This study presents evidence of calcite (1 0 4) dissolution inhibition by dissolved manganese(II) through detailed observations of crystal surface morphology. Rates of dissolution have been quantified by direct measurement of surface-normal retreat and etch pit growth at far-from-equilibrium conditions using vertical scanning interferometry. The ap...
Article
In growth and dissolution of binary ionic crystals, a common assumption is that the cation plays a more fundamental kinetic role than the anion. This thinking derives from the recognition that a key step in ion transfer between solid and solution involves hydration (dissolution) or dehydration (crystallization). In the case of carbonate growth, the...
Article
Dissolution and corrosion of crystalline materials have been proven to be as complex as they are important. In recent years significant progress in our understanding of dissolution mechanisms and kinetics was based on experimental studies utilizing atomic force microscopy (AFM), interferometry (e.g., VSI and PSI) and other techniques. Building on t...
Article
The reactivity of a solid surface is strongly affected by the imposition of non-hydrostatic stress: the resulting strain rate is a driving force for mass transfer during pressure solution. Previous work [1,2] has shown that bacteria (e.g., Shewanella oneidensis MR-1) recognize and modify crystal surfaces through apparent recognition of surface ener...
Article
An overview is given of the thermodynamics and kinetics of CaCO3 formation and dissolution and how surface and nanoparticulate chemistry are important in understanding reactivity. Topics covered are major marine carbonate materials, carbonate mineral precipitation and dissolution kinetics relevant to seawater, oceanic sources of marine carbonates,...
Article

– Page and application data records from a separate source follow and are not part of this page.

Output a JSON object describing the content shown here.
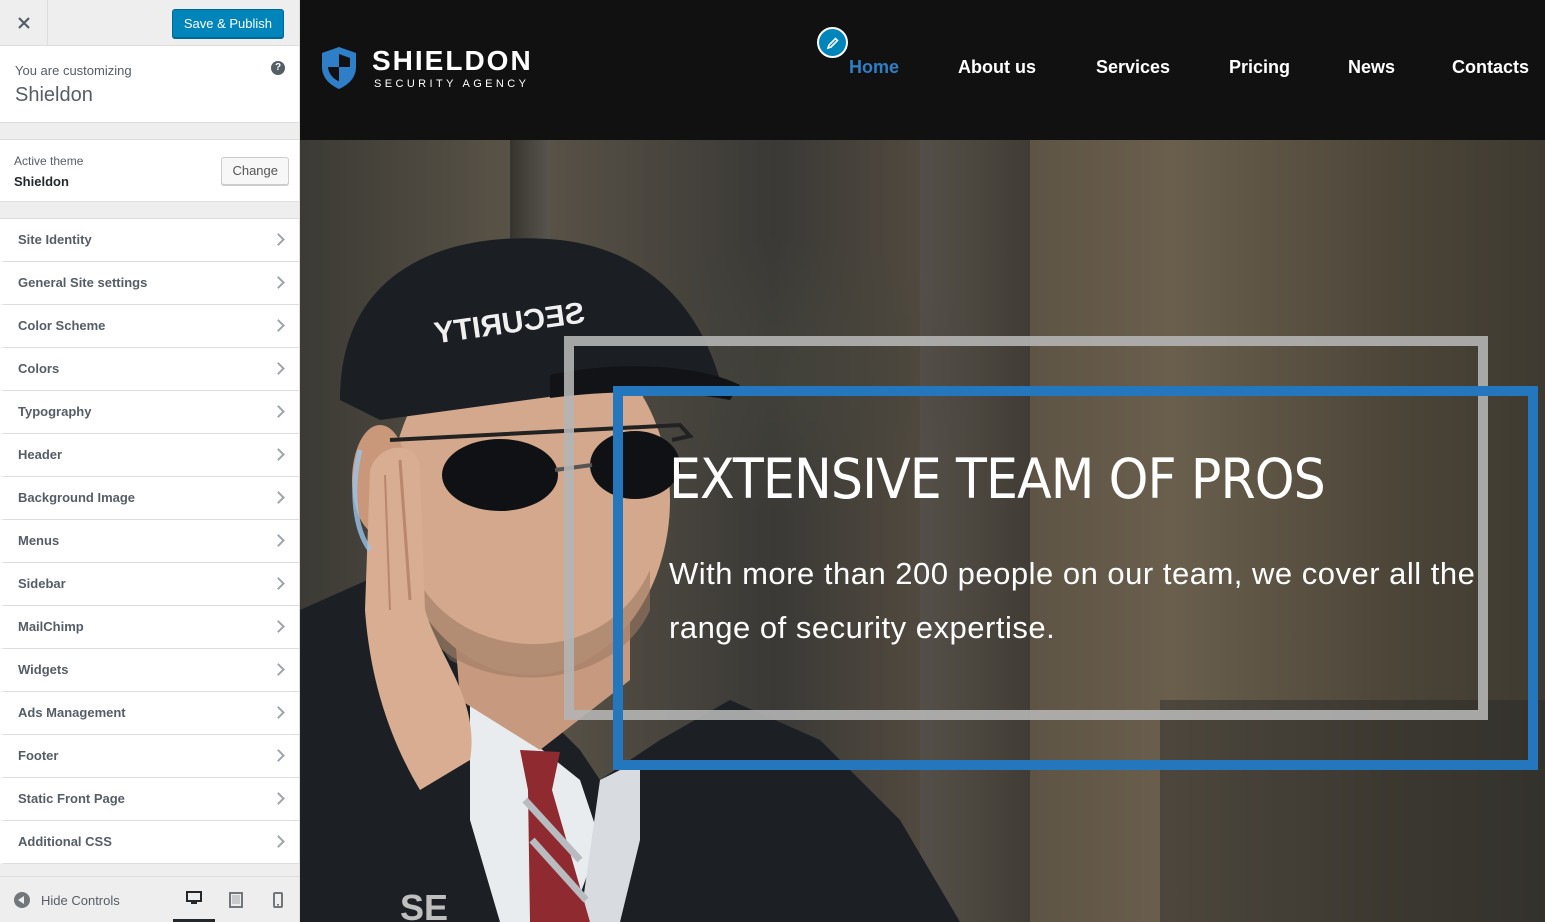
{
  "customizer": {
    "save_label": "Save & Publish",
    "close_icon": "close-icon",
    "customizing_label": "You are customizing",
    "site_name": "Shieldon",
    "help_icon": "?",
    "active_theme_label": "Active theme",
    "active_theme_name": "Shieldon",
    "change_label": "Change",
    "panels": [
      {
        "label": "Site Identity"
      },
      {
        "label": "General Site settings"
      },
      {
        "label": "Color Scheme"
      },
      {
        "label": "Colors"
      },
      {
        "label": "Typography"
      },
      {
        "label": "Header"
      },
      {
        "label": "Background Image"
      },
      {
        "label": "Menus"
      },
      {
        "label": "Sidebar"
      },
      {
        "label": "MailChimp"
      },
      {
        "label": "Widgets"
      },
      {
        "label": "Ads Management"
      },
      {
        "label": "Footer"
      },
      {
        "label": "Static Front Page"
      },
      {
        "label": "Additional CSS"
      }
    ],
    "hide_controls_label": "Hide Controls",
    "devices": [
      "desktop",
      "tablet",
      "mobile"
    ],
    "selected_device": "desktop"
  },
  "site": {
    "logo_name": "SHIELDON",
    "logo_tagline": "SECURITY AGENCY",
    "nav": [
      {
        "label": "Home",
        "active": true
      },
      {
        "label": "About us",
        "active": false
      },
      {
        "label": "Services",
        "active": false
      },
      {
        "label": "Pricing",
        "active": false
      },
      {
        "label": "News",
        "active": false
      },
      {
        "label": "Contacts",
        "active": false
      }
    ],
    "hero": {
      "title": "EXTENSIVE TEAM OF PROS",
      "text": "With more than 200 people on our team, we cover all the range of security expertise."
    }
  },
  "colors": {
    "primary_button": "#0085ba",
    "brand_blue": "#2577bd",
    "nav_active": "#2e7fc7",
    "header_bg": "#111111"
  }
}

Single-walled carbon nanotubes have been functionalized and the specific surface areas of the functionalized nanotubes measured. Contrary to expectations, functionalization leads to a decrease in specific surface area compared to that of the unfunctionalized nanotubes. Treatment with a concentrated 1:1 nitric/sulfuric acid mixture followed by high-...
Article
Biomineralization and crystal growth studies typically normalize precipitation kinetics to the ion activity product (IAP), especially in the form of supersaturation expressions. However, changes in the cation/anion solution ratio at constant IAP may also be expected to influence mineral formation. Nonstoichiometric solutions, with nonequivalent Ca2...
Article
Free energy is regarded as a basic driving force in dissolution and growth kinetics, giving rise to reaction rate expressions in which Delta G_r occupies a central role, and where lattice ions are distinguished from other species that may enhance or suppress the overall rate. For example, in the case of calcite we question whether lattice ions Ca2+...
Article
Full-text available
A dynamical model (MAGic) is presented that describes the elemental cycling of sedimentary materials involving sodium, potassium, calcium, magnesium, chloride, carbon, oxygen, iron, sulfur and phosphorous through much of the Phanerozoic. The model incorporates the basic reactions controlling atmospheric carbon dioxide and oxygen concentrations, con...
Article
We present results from a long term geochemical cycling model, with a focus on the sensitivity of atmospheric carbon dioxide, oxygen, and the major element composition of seawater to seafloor spreading rates. This model incorporates rock weathering, basalt–seawater exchange reactions, and the formation and destruction of chemical sediments and orga...
Article
We present evidence of inhibition of calcite dissolution by dissolved magnesium through direct observations of the (104) surface using atomic force microscopy (AFM) and vertical scanning interferometry (VSI). Far from equilibrium, the pattern of magnesium inhibition is dependent on solution composition and specific to surface step geometry. In CO2-...